[[ Entries shown, beginning ]]

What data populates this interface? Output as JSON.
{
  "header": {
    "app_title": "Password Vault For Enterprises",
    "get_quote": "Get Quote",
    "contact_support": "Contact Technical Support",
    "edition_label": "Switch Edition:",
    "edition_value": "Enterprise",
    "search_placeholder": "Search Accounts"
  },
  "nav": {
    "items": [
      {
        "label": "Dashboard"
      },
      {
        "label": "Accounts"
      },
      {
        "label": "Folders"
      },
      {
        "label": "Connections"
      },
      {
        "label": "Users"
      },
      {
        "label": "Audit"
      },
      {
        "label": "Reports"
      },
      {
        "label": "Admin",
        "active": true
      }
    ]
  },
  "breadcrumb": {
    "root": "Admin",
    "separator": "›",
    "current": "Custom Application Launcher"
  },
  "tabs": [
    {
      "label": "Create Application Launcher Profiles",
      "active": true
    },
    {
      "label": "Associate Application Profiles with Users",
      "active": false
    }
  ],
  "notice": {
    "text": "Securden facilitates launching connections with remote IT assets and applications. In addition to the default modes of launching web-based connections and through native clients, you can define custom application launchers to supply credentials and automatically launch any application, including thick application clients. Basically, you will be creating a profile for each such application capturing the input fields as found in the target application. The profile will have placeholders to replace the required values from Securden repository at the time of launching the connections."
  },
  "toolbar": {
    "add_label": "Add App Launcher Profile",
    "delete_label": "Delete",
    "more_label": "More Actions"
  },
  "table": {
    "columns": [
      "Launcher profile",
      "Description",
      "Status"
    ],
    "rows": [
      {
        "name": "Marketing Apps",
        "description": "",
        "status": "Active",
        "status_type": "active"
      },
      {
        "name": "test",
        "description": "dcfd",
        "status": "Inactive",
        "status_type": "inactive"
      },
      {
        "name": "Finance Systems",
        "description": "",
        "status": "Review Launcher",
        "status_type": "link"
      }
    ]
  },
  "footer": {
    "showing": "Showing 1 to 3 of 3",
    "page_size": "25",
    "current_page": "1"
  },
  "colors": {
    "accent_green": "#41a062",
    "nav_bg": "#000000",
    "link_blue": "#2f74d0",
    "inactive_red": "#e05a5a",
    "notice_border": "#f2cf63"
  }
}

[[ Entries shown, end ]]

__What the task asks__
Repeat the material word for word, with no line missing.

__Task output__
What data populates this interface? Output as JSON.
{
  "header": {
    "app_title": "Password Vault For Enterprises",
    "get_quote": "Get Quote",
    "contact_support": "Contact Technical Support",
    "edition_label": "Switch Edition:",
    "edition_value": "Enterprise",
    "search_placeholder": "Search Accounts"
  },
  "nav": {
    "items": [
      {
        "label": "Dashboard"
      },
      {
        "label": "Accounts"
      },
      {
        "label": "Folders"
      },
      {
        "label": "Connections"
      },
      {
        "label": "Users"
      },
      {
        "label": "Audit"
      },
      {
        "label": "Reports"
      },
      {
        "label": "Admin",
        "active": true
      }
    ]
  },
  "breadcrumb": {
    "root": "Admin",
    "separator": "›",
    "current": "Custom Application Launcher"
  },
  "tabs": [
    {
      "label": "Create Application Launcher Profiles",
      "active": true
    },
    {
      "label": "Associate Application Profiles with Users",
      "active": false
    }
  ],
  "notice": {
    "text": "Securden facilitates launching connections with remote IT assets and applications. In addition to the default modes of launching web-based connections and through native clients, you can define custom application launchers to supply credentials and automatically launch any application, including thick application clients. Basically, you will be creating a profile for each such application capturing the input fields as found in the target application. The profile will have placeholders to replace the required values from Securden repository at the time of launching the connections."
  },
  "toolbar": {
    "add_label": "Add App Launcher Profile",
    "delete_label": "Delete",
    "more_label": "More Actions"
  },
  "table": {
    "columns": [
      "Launcher profile",
      "Description",
      "Status"
    ],
    "rows": [
      {
        "name": "Marketing Apps",
        "description": "",
        "status": "Active",
        "status_type": "active"
      },
      {
        "name": "test",
        "description": "dcfd",
        "status": "Inactive",
        "status_type": "inactive"
      },
      {
        "name": "Finance Systems",
        "description": "",
        "status": "Review Launcher",
        "status_type": "link"
      }
    ]
  },
  "footer": {
    "showing": "Showing 1 to 3 of 3",
    "page_size": "25",
    "current_page": "1"
  },
  "colors": {
    "accent_green": "#41a062",
    "nav_bg": "#000000",
    "link_blue": "#2f74d0",
    "inactive_red": "#e05a5a",
    "notice_border": "#f2cf63"
  }
}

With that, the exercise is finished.